JEST - Jungle Environmental Survival Training

Subic Bay Municipal Authority, Philippines

Soon after the eruption of Mt. Pinatubo in 1991 damaged many of its facilities, the U.S. Subic Naval Base closed its doors handing the keys back to the Philippine government who is developing the site for manufacturing, trade and tourism. 

The U.S. Marines had used the nearby mountains to train its soldiers in jungle fighting and survival. Their teachers were the aboriginal Aetas or "negritos" who have lived in these forest for eons. After the soldiers departed, the JEST program turned its attention to the burgeoning interest in the combination of environmental awareness and tourism or "eco-tourism". 

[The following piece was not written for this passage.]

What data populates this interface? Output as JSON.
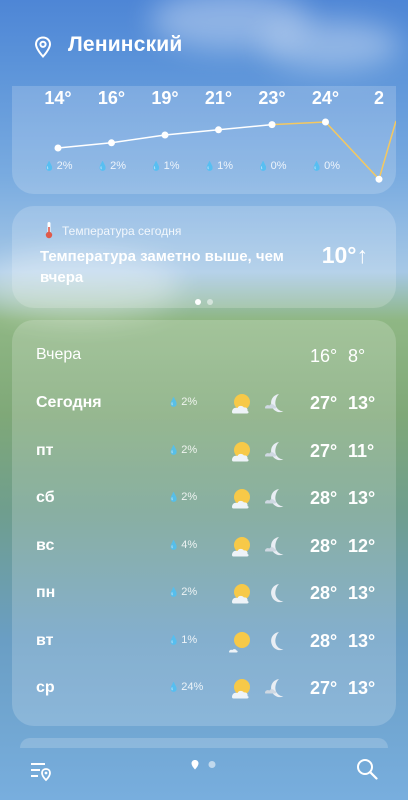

The JEST Programs

  • Jungle Demo - Visit JEST's hilltop school and observe as trainers demonstrate basic jungle survival skills as they have been handed down through generations of native Filipinos. Learn from the same instructors that taught jungle survival to the U.S. troops. Established thirty years ago, the Jungle Environmental Survival Training school is the first and only school of its kind.
  • Jungle Tour - Trek into the world-famous Subic Forest escorted by the instructors of JEST. There you will be shown how to locate sources of potable water, set traps using only naturally occurring materials, and much, much more. Easy, moderate, and difficult trails available. (Length of tour varies from 1-4 hours based on visitors' preference.)

  • - Photos from a Jungle Tour
  • Jungle Overnight - For the more adventurous tourist, this attraction allows a special inside look at jungle living. Camp overnight in the Subic Forest just as the soldiers did when the school was first founded. Learn basic survival skills by experiencing them first hand! (1-3 days)
  • Mini Zoo - Located within the JEST compound, the Mini Zoo features native species found in the Subic Forest.
  • Souvenir Shop - Souvenir items at reasonable prices are available here. Choose from a broad selection of native handicrafts, shirts, postcards and many other exquisitely crafted items.

 Pamulaklakin Village

Another site at SBMA offers a model negrito village, cultural events, jungle survival demos and tours, and picnic area. 

For more information contact SBMA at (047) 252-4429, 4123, 4154, 5397 

Comments from former Subic Marine, Richard de Triquet:

  1. Over the course of 20+ years I became to know quite well a couple of the Aeta instructors of the JEST School. What a great group of men: kind, humble and possessing an incredible knowledge of fieldcraft and native animals. Their uncanny sense of animal behavior and hunting amazes me to this day. I was very glad to see that a couple of these men, including Abraham, are still employed up there at Cubi after the Marines departed. I stopped by the ecotour with my teenage son when I visited family two years ago. It was like old homecoming and I was humbled with the hospitality they extended. To a man the old timers longed for the old days with the Marines, since they believe that the large watershed area was better protected than now. My observations are that the logging and illegal squatting remains “fairly” well controlled by the current Gordon government.
  2. The Subic watershed area is extremely beautiful. The contrast between the Subic and Zambales sides of the Bay where mountains are denuded is striking. I would encourage responsible hikers to get over there and link up with the Ecotour folks. The flora and fauna really is wonderful. If you need lodging I would stay at a reasonable hotel room up there at Cubi and over in Bario Barretto outside Olongapo.
  3. I would also encourage those of a charitable nature to support the Aetas in Pastolan Village. Pastolan village is located up the mountain on a shelf above the Subic Golf Course. Basic clothing, household goods and staples are always in need there. These people are facing a lot of difficulties today much more so now than when the US Navy was there. Contact one of the men at JEST and they can coordinate a visit.

Take me back to Bundok's Ecotours Page